▶ [Input data]
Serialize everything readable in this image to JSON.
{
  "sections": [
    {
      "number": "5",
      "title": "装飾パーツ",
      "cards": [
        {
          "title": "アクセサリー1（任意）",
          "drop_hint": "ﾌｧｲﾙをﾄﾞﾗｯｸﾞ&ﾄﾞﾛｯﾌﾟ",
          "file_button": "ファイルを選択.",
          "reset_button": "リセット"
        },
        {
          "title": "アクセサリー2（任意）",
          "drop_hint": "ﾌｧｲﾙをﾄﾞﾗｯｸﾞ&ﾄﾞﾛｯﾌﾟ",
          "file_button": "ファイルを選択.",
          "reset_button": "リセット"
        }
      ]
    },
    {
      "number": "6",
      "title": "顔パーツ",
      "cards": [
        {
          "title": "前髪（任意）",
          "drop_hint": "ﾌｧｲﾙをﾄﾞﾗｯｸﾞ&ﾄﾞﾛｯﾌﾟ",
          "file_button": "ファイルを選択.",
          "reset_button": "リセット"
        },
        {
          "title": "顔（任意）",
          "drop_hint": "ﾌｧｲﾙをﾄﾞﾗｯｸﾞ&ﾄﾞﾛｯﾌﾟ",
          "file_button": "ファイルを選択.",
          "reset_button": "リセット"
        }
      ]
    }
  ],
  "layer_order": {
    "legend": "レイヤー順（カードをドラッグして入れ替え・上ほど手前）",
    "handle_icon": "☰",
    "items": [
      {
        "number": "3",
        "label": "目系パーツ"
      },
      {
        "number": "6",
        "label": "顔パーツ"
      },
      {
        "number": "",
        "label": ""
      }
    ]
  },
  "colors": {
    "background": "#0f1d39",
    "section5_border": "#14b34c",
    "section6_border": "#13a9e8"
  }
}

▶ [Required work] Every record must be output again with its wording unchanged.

▶ [Completed task]
Serialize everything readable in this image to JSON.
{
  "sections": [
    {
      "number": "5",
      "title": "装飾パーツ",
      "cards": [
        {
          "title": "アクセサリー1（任意）",
          "drop_hint": "ﾌｧｲﾙをﾄﾞﾗｯｸﾞ&ﾄﾞﾛｯﾌﾟ",
          "file_button": "ファイルを選択.",
          "reset_button": "リセット"
        },
        {
          "title": "アクセサリー2（任意）",
          "drop_hint": "ﾌｧｲﾙをﾄﾞﾗｯｸﾞ&ﾄﾞﾛｯﾌﾟ",
          "file_button": "ファイルを選択.",
          "reset_button": "リセット"
        }
      ]
    },
    {
      "number": "6",
      "title": "顔パーツ",
      "cards": [
        {
          "title": "前髪（任意）",
          "drop_hint": "ﾌｧｲﾙをﾄﾞﾗｯｸﾞ&ﾄﾞﾛｯﾌﾟ",
          "file_button": "ファイルを選択.",
          "reset_button": "リセット"
        },
        {
          "title": "顔（任意）",
          "drop_hint": "ﾌｧｲﾙをﾄﾞﾗｯｸﾞ&ﾄﾞﾛｯﾌﾟ",
          "file_button": "ファイルを選択.",
          "reset_button": "リセット"
        }
      ]
    }
  ],
  "layer_order": {
    "legend": "レイヤー順（カードをドラッグして入れ替え・上ほど手前）",
    "handle_icon": "☰",
    "items": [
      {
        "number": "3",
        "label": "目系パーツ"
      },
      {
        "number": "6",
        "label": "顔パーツ"
      },
      {
        "number": "",
        "label": ""
      }
    ]
  },
  "colors": {
    "background": "#0f1d39",
    "section5_border": "#14b34c",
    "section6_border": "#13a9e8"
  }
}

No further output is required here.